“We have accreditation,” Guskiewicz said. “We had to notify SACSCOC (Southern Association of Colleges and Schools Commission on Colleges) today because we changed our academic calendar. For even just one day, we had to notify them of what our plan is for that."
Executive Vice Chancellor and Provost Bob Blouin said that, when he met with University deans, they thought additional wellness days would add more stress to some faculty and students than they would alleviate.
On Sunday, the executive boards of the Undergraduate Student Government and Graduate and Professional Student Government sent a letter to Guskiewicz, Blouin and Vice Chancellor for Student Affairs Amy Johnson requesting for instruction to be paused from Monday to the end of Tuesday.
“We heard overwhelmingly that our students were in need of some time to just pull back to be with one another,” Guskiewicz said. “And again, we could have made that for today, we could have made it for tomorrow. It was very difficult, given the constraints of the semester calendar already, to have it be two days.”
Support for faculty
Rumay Alexander, clinical professor in the UNC School of Nursing, met with the Committee on Community and Diversity on Monday. On behalf of the committee, Alexander asked about the staff’s relationship to mental health days.
She also spoke about the University's need to recognize staff needs to prioritize their mental health.
"They didn’t feel that that was in the communications," Alexander said.
Blouin said declaring a mental health day on behalf of staff cannot be done without legislative authority.
“I think what we have been advocating, to school and/or unit leaders, to bring general compassion to all of their decision making and create flexibility within that unit, where they see fit to do so,” Blouin said.
Guskiewicz said his message Sunday was intended to prioritize the needs of students.
“But I don't want to suggest that we don't recognize that our staff and our faculty are struggling as well," Guskiewicz said.
To get the day's news and headlines in your inbox each morning, sign up for our email newsletters.
Viji Sathy, director for the Center for Faculty Excellence, said certain faculty — namely those who have been responsive to students — are disproportionately impacted.
Sathy mentioned the Mental Health First Aid training as something she thinks faculty should be a part of.
The committee then discussed if the University could send campus notifications to the community earlier, following this weekend's events.
The UNC Police crime log reported the date of the suicide in Hinton James Residence Hall as Saturday at 10:54 a.m. The University sent its first campus email — which acknowledged the deaths of two students in the past month — on Sunday night.
“I think that silence sometimes can be very uncomfortable and in a situation, especially a tragedy, and the longer we're quiet about it, the harder it is to cope,” Sathy said.
Guskiewicz said the privacy of the student's family and the grief that they are experiencing must be respected.

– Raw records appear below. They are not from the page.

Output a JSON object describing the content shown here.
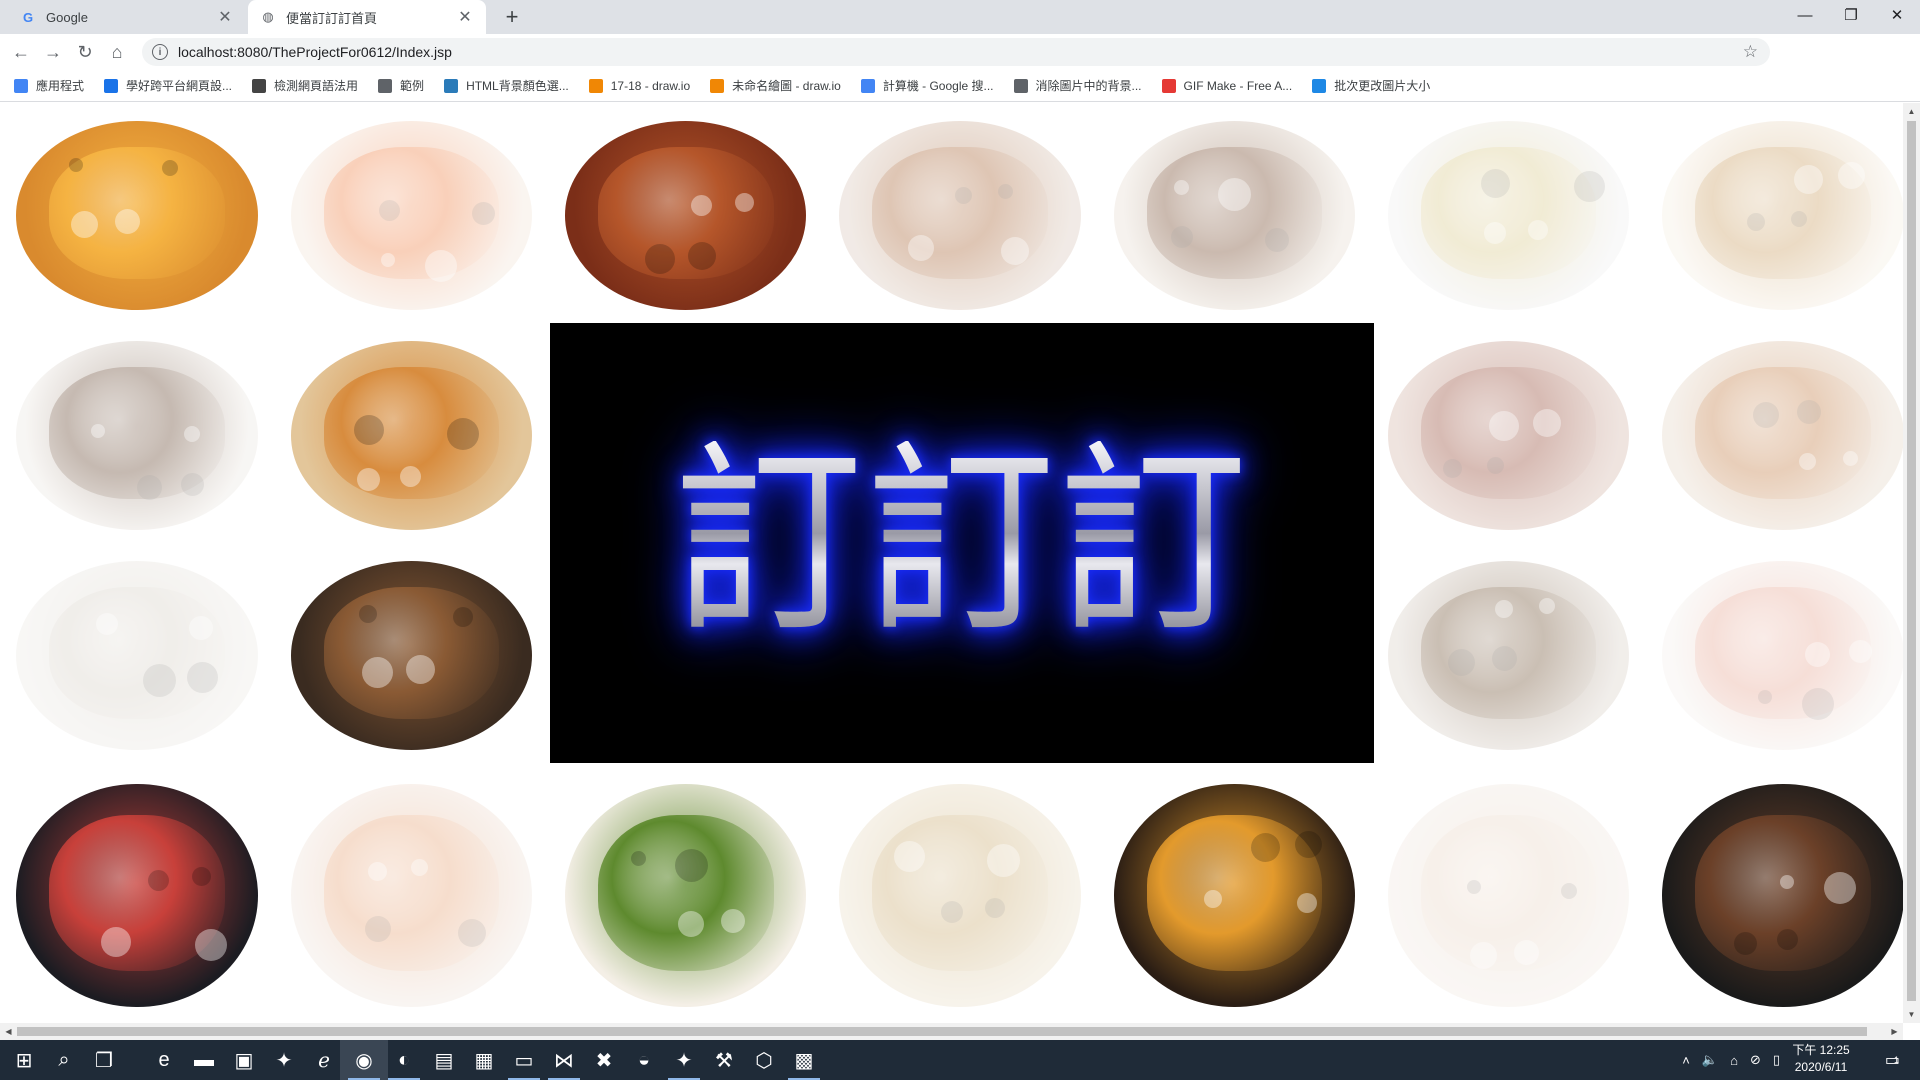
{
  "browser": {
    "tabs": [
      {
        "title": "Google",
        "favicon": "google-g-icon"
      },
      {
        "title": "便當訂訂訂首頁",
        "favicon": "globe-icon"
      }
    ],
    "new_tab_symbol": "+",
    "window_controls": {
      "minimize": "—",
      "maximize": "❐",
      "close": "✕"
    },
    "url": "localhost:8080/TheProjectFor0612/Index.jsp",
    "bookmarks": [
      {
        "label": "應用程式",
        "icon": "apps-grid-icon",
        "color": "#4285f4"
      },
      {
        "label": "學好跨平台網頁設...",
        "icon": "play-icon",
        "color": "#1a73e8"
      },
      {
        "label": "檢測網頁語法用",
        "icon": "wolf-icon",
        "color": "#444444"
      },
      {
        "label": "範例",
        "icon": "globe-icon",
        "color": "#5f6368"
      },
      {
        "label": "HTML背景顏色選...",
        "icon": "globe-icon",
        "color": "#2b7bb9"
      },
      {
        "label": "17-18 - draw.io",
        "icon": "drawio-icon",
        "color": "#f08705"
      },
      {
        "label": "未命名繪圖 - draw.io",
        "icon": "drawio-icon",
        "color": "#f08705"
      },
      {
        "label": "計算機 - Google 搜...",
        "icon": "google-g-icon",
        "color": "#4285f4"
      },
      {
        "label": "消除圖片中的背景...",
        "icon": "layers-icon",
        "color": "#5f6368"
      },
      {
        "label": "GIF Make - Free A...",
        "icon": "gif-icon",
        "color": "#e53935"
      },
      {
        "label": "批次更改圖片大小",
        "icon": "heart-icon",
        "color": "#1e88e5"
      }
    ]
  },
  "page": {
    "logo_text": "訂訂訂",
    "tiles": [
      {
        "name": "ramen-bowl",
        "plate": "#d98a2e",
        "food": "#f5b342",
        "faded": false
      },
      {
        "name": "salmon-roe-bowl",
        "plate": "#f1e3d6",
        "food": "#f07a3a",
        "faded": true
      },
      {
        "name": "roast-duck",
        "plate": "#7b2e18",
        "food": "#b5562a",
        "faded": false
      },
      {
        "name": "eel-rice-bowl",
        "plate": "#d9c6b8",
        "food": "#a35c2a",
        "faded": true
      },
      {
        "name": "braised-pork-bowl",
        "plate": "#e6dcd0",
        "food": "#6b3b1c",
        "faded": true
      },
      {
        "name": "scallion-pancake",
        "plate": "#eeeeee",
        "food": "#d9c887",
        "faded": true
      },
      {
        "name": "fried-cutlet",
        "plate": "#f6eee2",
        "food": "#c89a5a",
        "faded": true
      },
      {
        "name": "minced-pork-rice",
        "plate": "#ebe6e0",
        "food": "#5c3a22",
        "faded": true
      },
      {
        "name": "cheese-gratin",
        "plate": "#e3c69a",
        "food": "#d88c3e",
        "faded": false
      },
      {
        "name": "steak-slices",
        "plate": "#d2b3a6",
        "food": "#8f3f2a",
        "faded": true
      },
      {
        "name": "pork-rice-bowl",
        "plate": "#e5d6c6",
        "food": "#c0763a",
        "faded": true
      },
      {
        "name": "oyster-rice",
        "plate": "#ece9e4",
        "food": "#d6cfc4",
        "faded": true
      },
      {
        "name": "yakitori-skewers",
        "plate": "#3a2b20",
        "food": "#8a5a34",
        "faded": false
      },
      {
        "name": "chow-mein",
        "plate": "#d8cfc6",
        "food": "#6a4a2a",
        "faded": true
      },
      {
        "name": "sushi-rolls",
        "plate": "#f4f0ec",
        "food": "#e7a38f",
        "faded": true
      },
      {
        "name": "poke-bowl",
        "plate": "#1c1c22",
        "food": "#c8403a",
        "faded": false
      },
      {
        "name": "noodle-soup",
        "plate": "#efe4dc",
        "food": "#e8a070",
        "faded": true
      },
      {
        "name": "duck-leg-salad",
        "plate": "#f4efe6",
        "food": "#5e8a2e",
        "faded": false
      },
      {
        "name": "grain-bowl",
        "plate": "#eadfc8",
        "food": "#c9a96c",
        "faded": true
      },
      {
        "name": "braised-tofu-eggs",
        "plate": "#2a1d14",
        "food": "#e39a2c",
        "faded": false
      },
      {
        "name": "stinky-tofu",
        "plate": "#f1e9e2",
        "food": "#ead6c4",
        "faded": true
      },
      {
        "name": "beef-seaweed-bowl",
        "plate": "#1a1a1a",
        "food": "#6b4028",
        "faded": false
      }
    ]
  },
  "taskbar": {
    "apps": [
      "windows-start-icon",
      "search-icon",
      "task-view-icon",
      "edge-icon",
      "file-explorer-icon",
      "store-icon",
      "app-icon",
      "ie-icon",
      "chrome-icon",
      "firefox-icon",
      "notepad-icon",
      "spreadsheet-icon",
      "terminal-icon",
      "vscode-icon",
      "xampp-icon",
      "eclipse-icon",
      "app-icon",
      "tools-icon",
      "box-icon",
      "media-icon"
    ],
    "time": "下午 12:25",
    "date": "2020/6/11",
    "notification_count": "1"
  }
}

“And while I know everybody wants to be in the know in what this is, I hear what you're saying Viji,” Guskiewicz said. “We're constrained at times by gathering all the facts, especially when there's an investigation involved.”
Based on research and experiences of other colleges and universities, Johnson said that broad-based messages about students death and suicides are not sent out by UNC because those messages can be harmful.
She said her team is currently working on an overview for faculty about how to talk to their students about the events of the weekend.
Mental Health Task Force report
The Report of the Mental Health Task Force, released in April 2019, details the scope of mental health issues on college campuses and at UNC-Chapel Hill. It also makes recommendations on how to address them.
Erica Wise, clinical professor and chairperson of the task force, attended Monday's FEC meeting to discuss the report. She noted while there is a need for more counselors and mental health professionals, who are representative of the student body, it can be a challenge for counseling centers.
Wise said the UNC needs to think about the way it addresses community mental health.
"So it's not only how can we help students who are distressed, but how can we sort of courageously acknowledge the way that the University itself might cause some of the distress," Wise said.
Wise also spoke on the need to think about resources beyond UNC's Counseling and Psychological Services, such as training faculty, staff and teaching assistants to hear student distress and respond appropriately.
"If all students were referred to CAPS, I think the building would collapse," Wise said.
New resolution passed
The Committee then discussed and passed a resolution on the faculty’s authority in deciding upon and communicating class cancellation.
In the resolution, the FEC resolved that the cancellation of classes for student and faculty needs is referred to the Educational Policy Committee, which will study the issues and make recommendations to the Faculty Council about a policy or policies for addressing cancellations.
The Faculty Executive Committee will next meet on Monday, Nov. 1.
Mental health resources
If you or someone you know is thinking about suicide, the National Suicide Prevention Lifeline, 1-800-273-8255, is available 24/7. It is free and confidential.
UNC students who need assistance during this time may contact Counseling and Psychological Services, the Office of the Dean of Students or Student Wellness. CAPS can be reached 24/7 by phone at 919-966-3658. University employees can reach out to the Employee Assistance Program.
Peer supporters from student-run organization Peer2Peer, which offers mental health resources for graduate and undergraduate students, can be reached through their online form. Students can remain anonymous.
The Daily Tar Heel Editorial Board has compiled a list of mental health resources for the Chapel Hill community, which can be found here.